Specific Aims:
1. To determine if DTI can identify which newborns with low enzyme will develop infantile Krabbe disease;
2. To compare the longitudinal progression of corticospinal white matter tract myelination in babies treated for infantile-Krabbe disease, infants with low enzyme who do not develop disease, and healthy controls; and
3. To determine, among transplanted children, whether long-term motor function can be predicted by baseline FA measurements.  The measure has the potential to be validated as a surrogate marker of diseases progression when evaluating the efficacy of new treatments.

Investigator Biographies

Maria L. Escolar, M.D., M.S.
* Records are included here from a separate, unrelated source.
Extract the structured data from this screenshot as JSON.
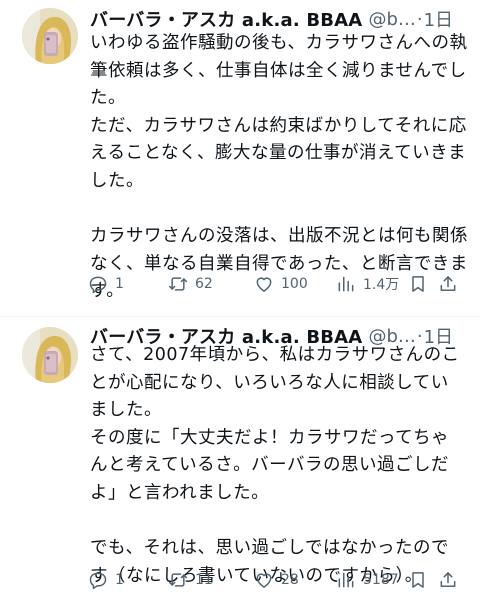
{
  "tweets": [
    {
      "display_name": "バーバラ・アスカ a.k.a. BBAA",
      "handle": "@b…",
      "dot": "·",
      "time": "1日",
      "lines": [
        "いわゆる盗作騒動の後も、カラサワさんへの執",
        "筆依頼は多く、仕事自体は全く減りませんでし",
        "た。",
        "ただ、カラサワさんは約束ばかりしてそれに応",
        "えることなく、膨大な量の仕事が消えていきま",
        "した。",
        "",
        "カラサワさんの没落は、出版不況とは何も関係",
        "なく、単なる自業自得であった、と断言できま",
        "す。"
      ],
      "replies": "1",
      "reposts": "62",
      "likes": "100",
      "views": "1.4万"
    },
    {
      "display_name": "バーバラ・アスカ a.k.a. BBAA",
      "handle": "@b…",
      "dot": "·",
      "time": "1日",
      "lines": [
        "さて、2007年頃から、私はカラサワさんのこ",
        "とが心配になり、いろいろな人に相談してい",
        "ました。",
        "その度に「大丈夫だよ！カラサワだってちゃ",
        "んと考えているさ。バーバラの思い過ごしだ",
        "よ」と言われました。",
        "",
        "でも、それは、思い過ごしではなかったので",
        "す（なにしろ書いていないのですから）。"
      ],
      "replies": "1",
      "reposts": "11",
      "likes": "28",
      "views": "5187"
    }
  ],
  "icons": {
    "reply": "speech-bubble",
    "repost": "two-arrows-loop",
    "like": "heart",
    "views": "bar-chart",
    "bookmark": "bookmark",
    "share": "upload-arrow"
  },
  "colors": {
    "text": "#0f1419",
    "muted": "#536471",
    "divider": "#eff3f4"
  }
}
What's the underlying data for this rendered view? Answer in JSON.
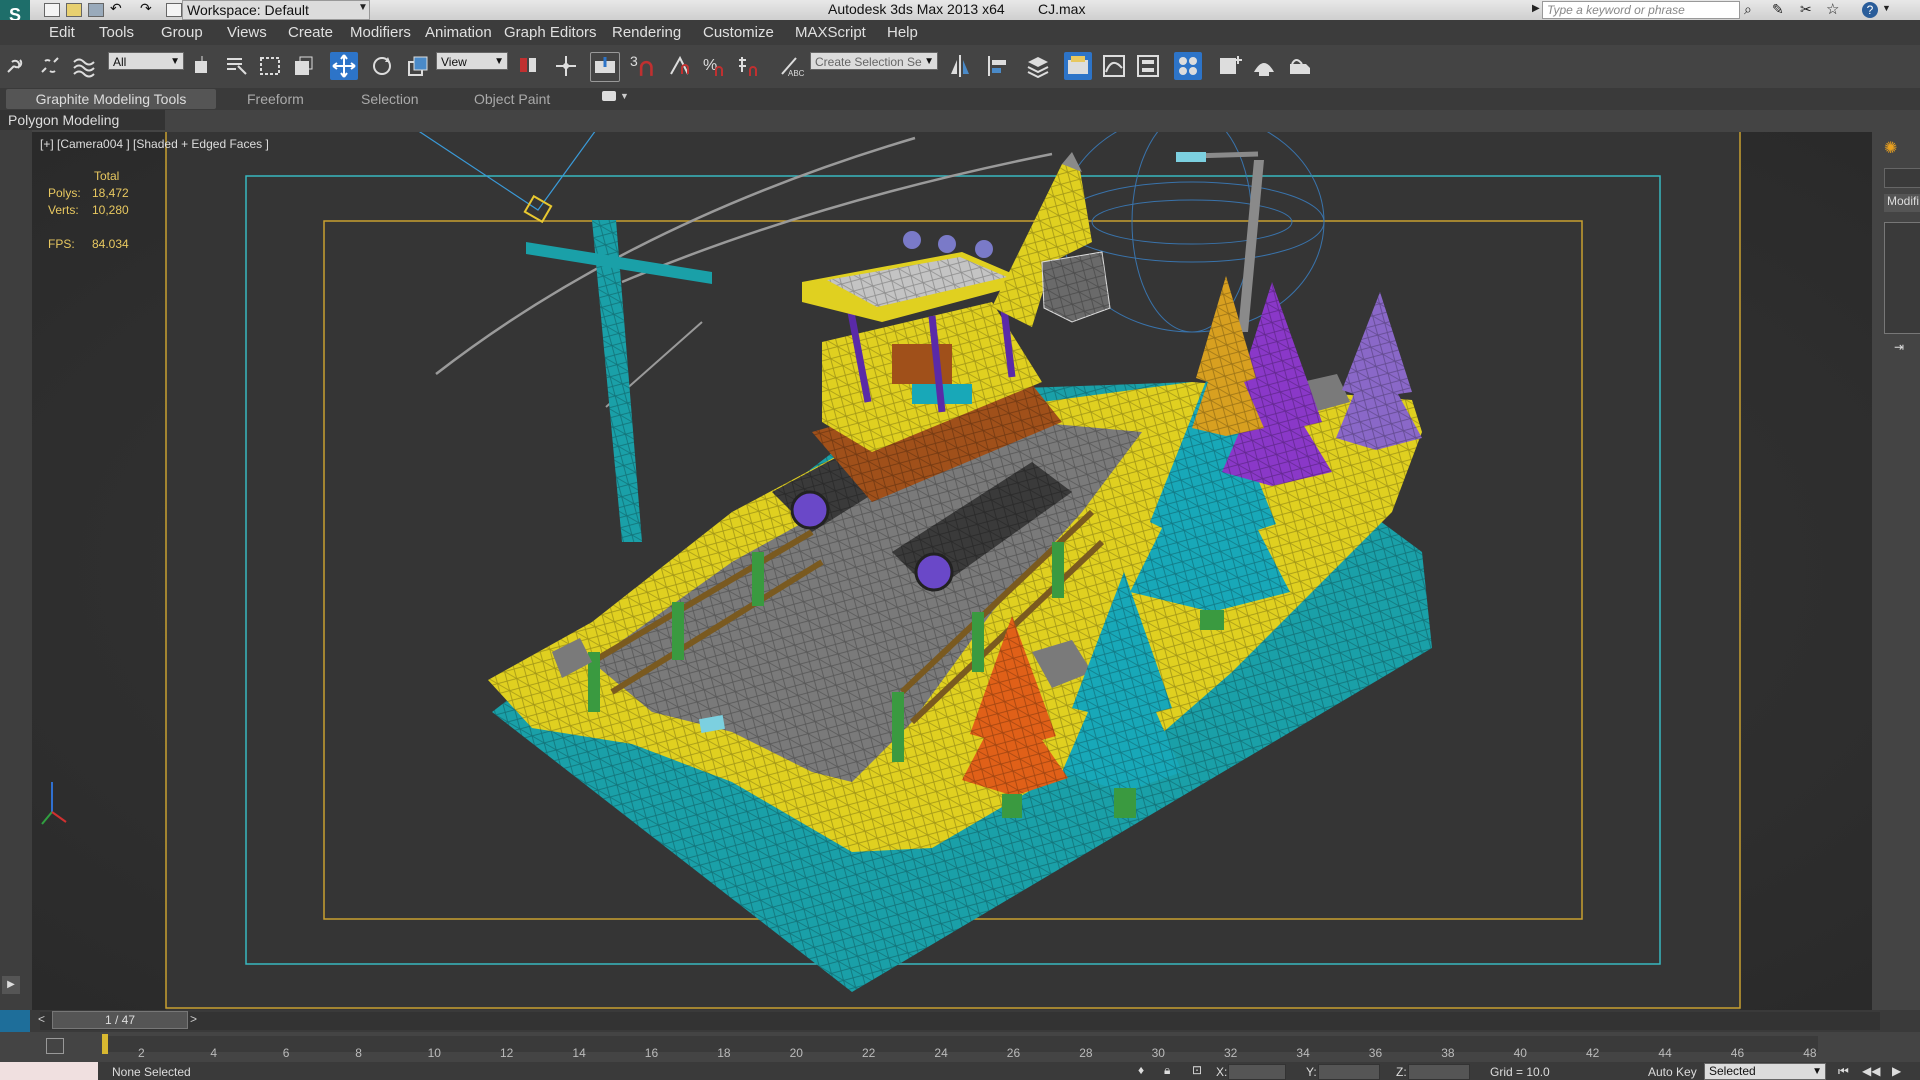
{
  "title_bar": {
    "workspace": "Workspace: Default",
    "app_title": "Autodesk 3ds Max  2013 x64",
    "file_name": "CJ.max",
    "search_placeholder": "Type a keyword or phrase"
  },
  "menu": [
    "Edit",
    "Tools",
    "Group",
    "Views",
    "Create",
    "Modifiers",
    "Animation",
    "Graph Editors",
    "Rendering",
    "Customize",
    "MAXScript",
    "Help"
  ],
  "toolbar": {
    "selection_filter": "All",
    "reference_coord": "View",
    "named_selection": "Create Selection Se",
    "snap_label": "3"
  },
  "ribbon": {
    "tabs": [
      "Graphite Modeling Tools",
      "Freeform",
      "Selection",
      "Object Paint"
    ],
    "panel": "Polygon Modeling"
  },
  "viewport": {
    "label": "[+] [Camera004 ] [Shaded + Edged Faces ]",
    "stats": {
      "header": "Total",
      "polys_label": "Polys:",
      "polys": "18,472",
      "verts_label": "Verts:",
      "verts": "10,280",
      "fps_label": "FPS:",
      "fps": "84.034"
    }
  },
  "right_panel": {
    "tab": "Modifi"
  },
  "timeline": {
    "frame": "1 / 47",
    "prev": "<",
    "next": ">",
    "ticks": [
      "2",
      "4",
      "6",
      "8",
      "10",
      "12",
      "14",
      "16",
      "18",
      "20",
      "22",
      "24",
      "26",
      "28",
      "30",
      "32",
      "34",
      "36",
      "38",
      "40",
      "42",
      "44",
      "46",
      "48"
    ]
  },
  "status": {
    "selection": "None Selected",
    "x_label": "X:",
    "y_label": "Y:",
    "z_label": "Z:",
    "grid": "Grid = 10.0",
    "auto_key": "Auto Key",
    "key_filter": "Selected"
  },
  "colors": {
    "ground_yellow": "#e0d020",
    "base_teal": "#1aa0a8",
    "road_gray": "#7a7a7a",
    "tree_teal": "#18a8b8",
    "tree_purple": "#8a38c8",
    "tree_orange": "#e06018",
    "safe_frame_teal": "#38b8c0",
    "safe_frame_yellow": "#c8a030"
  }
}
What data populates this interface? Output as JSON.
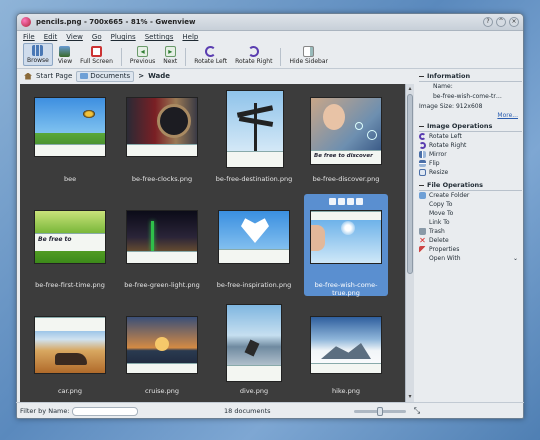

Dr. Escolar is an Associate Professor of Pediatrics at the Center for Development and Learning at the University of North Carolina at Chapel Hill, where she established the Program for Neurodevelopmental Function in Rare Disorders in the year 2000. Dr. Escolar graduated from the Escuela Colombiana de Medicina in Bogota, Colombia. She has a Master of Science from Columbia University and completed her internship and residency in Pediatrics, and a fellowship in Child Development and Behavioral Pediatrics at The New York Hospital-Cornell University Medical Center. Dr. Escolar’s research focuses on characterizing neurobehavioral phenotypes in children with genetic disorders that affect the brain and finding treatment strategies to improve outcomes.